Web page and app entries
::::::::::
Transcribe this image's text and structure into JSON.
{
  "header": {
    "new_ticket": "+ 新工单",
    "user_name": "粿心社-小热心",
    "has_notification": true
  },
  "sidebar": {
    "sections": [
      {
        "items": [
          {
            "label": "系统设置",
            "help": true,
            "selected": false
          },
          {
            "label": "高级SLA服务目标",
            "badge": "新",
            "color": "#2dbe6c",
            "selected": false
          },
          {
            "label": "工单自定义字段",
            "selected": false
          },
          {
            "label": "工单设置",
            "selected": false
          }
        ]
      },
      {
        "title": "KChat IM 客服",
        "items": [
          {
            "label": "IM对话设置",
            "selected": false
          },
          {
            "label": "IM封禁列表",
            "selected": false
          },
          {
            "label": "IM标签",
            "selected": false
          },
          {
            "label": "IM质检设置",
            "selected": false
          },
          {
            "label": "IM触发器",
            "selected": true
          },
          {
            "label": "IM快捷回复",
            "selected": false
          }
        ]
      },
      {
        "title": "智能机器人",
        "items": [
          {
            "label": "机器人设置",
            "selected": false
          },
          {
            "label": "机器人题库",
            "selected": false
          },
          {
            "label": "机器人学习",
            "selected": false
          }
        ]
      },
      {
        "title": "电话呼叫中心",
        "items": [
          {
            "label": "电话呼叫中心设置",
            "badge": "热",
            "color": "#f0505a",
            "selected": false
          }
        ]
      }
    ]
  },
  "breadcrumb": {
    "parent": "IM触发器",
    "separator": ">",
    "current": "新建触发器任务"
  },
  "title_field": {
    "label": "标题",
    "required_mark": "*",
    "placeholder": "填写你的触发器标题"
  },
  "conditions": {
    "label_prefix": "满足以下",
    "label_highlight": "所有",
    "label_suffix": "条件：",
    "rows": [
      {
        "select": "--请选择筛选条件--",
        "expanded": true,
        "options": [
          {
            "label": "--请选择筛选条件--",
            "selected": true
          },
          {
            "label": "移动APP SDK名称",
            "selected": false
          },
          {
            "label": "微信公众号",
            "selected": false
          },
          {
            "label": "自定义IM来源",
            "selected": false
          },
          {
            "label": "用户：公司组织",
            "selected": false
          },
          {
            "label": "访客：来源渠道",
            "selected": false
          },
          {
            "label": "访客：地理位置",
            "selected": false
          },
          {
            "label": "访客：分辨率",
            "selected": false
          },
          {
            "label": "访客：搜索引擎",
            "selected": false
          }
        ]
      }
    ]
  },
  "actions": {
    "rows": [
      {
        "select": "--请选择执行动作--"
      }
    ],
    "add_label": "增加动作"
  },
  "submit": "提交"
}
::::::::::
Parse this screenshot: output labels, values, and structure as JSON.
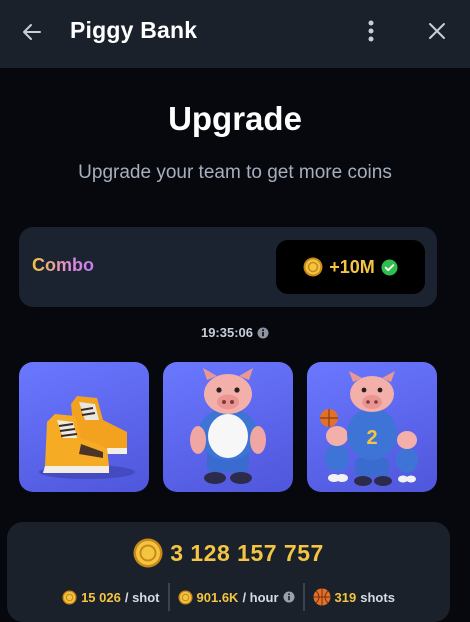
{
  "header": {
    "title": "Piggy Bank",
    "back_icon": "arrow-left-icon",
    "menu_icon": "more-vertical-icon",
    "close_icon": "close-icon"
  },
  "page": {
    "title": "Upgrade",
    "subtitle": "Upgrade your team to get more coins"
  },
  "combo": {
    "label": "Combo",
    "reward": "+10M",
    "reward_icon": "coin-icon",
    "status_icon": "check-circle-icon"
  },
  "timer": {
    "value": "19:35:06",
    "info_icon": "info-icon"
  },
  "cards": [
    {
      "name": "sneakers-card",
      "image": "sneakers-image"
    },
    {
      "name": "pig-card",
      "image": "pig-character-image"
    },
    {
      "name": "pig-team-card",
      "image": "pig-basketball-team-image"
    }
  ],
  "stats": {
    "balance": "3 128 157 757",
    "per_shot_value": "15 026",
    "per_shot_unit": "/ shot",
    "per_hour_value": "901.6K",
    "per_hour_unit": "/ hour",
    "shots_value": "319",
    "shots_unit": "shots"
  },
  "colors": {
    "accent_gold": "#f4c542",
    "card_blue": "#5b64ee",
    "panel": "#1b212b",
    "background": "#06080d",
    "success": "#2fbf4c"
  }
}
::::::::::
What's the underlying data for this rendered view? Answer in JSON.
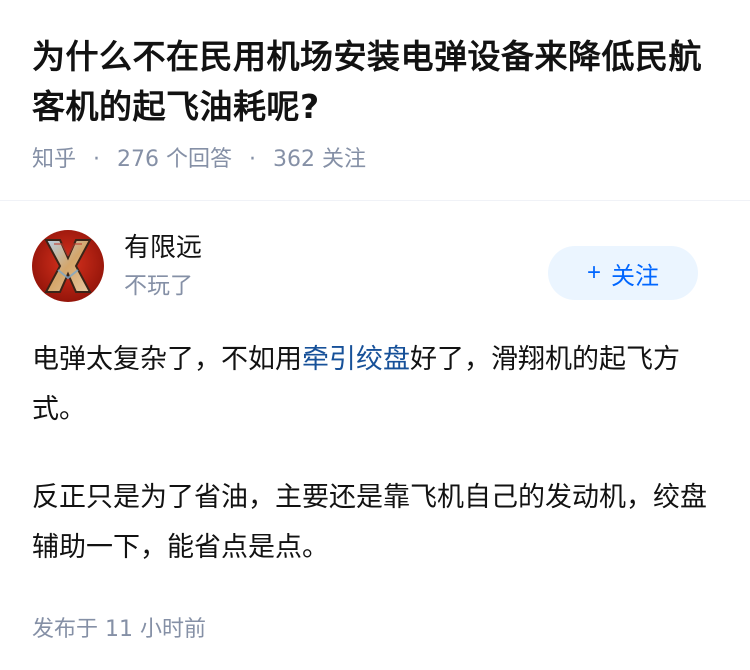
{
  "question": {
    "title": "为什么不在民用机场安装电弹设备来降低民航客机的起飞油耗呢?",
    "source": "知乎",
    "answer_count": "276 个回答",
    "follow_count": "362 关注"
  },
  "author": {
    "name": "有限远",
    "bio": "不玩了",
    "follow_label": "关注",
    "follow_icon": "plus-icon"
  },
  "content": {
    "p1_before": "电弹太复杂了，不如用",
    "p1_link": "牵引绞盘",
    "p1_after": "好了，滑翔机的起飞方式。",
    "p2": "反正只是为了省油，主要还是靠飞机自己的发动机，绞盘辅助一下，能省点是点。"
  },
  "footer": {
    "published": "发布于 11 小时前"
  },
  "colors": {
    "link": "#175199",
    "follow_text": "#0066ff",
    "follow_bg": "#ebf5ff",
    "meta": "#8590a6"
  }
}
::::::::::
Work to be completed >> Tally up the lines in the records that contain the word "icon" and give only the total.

Solution to this exercise >> 7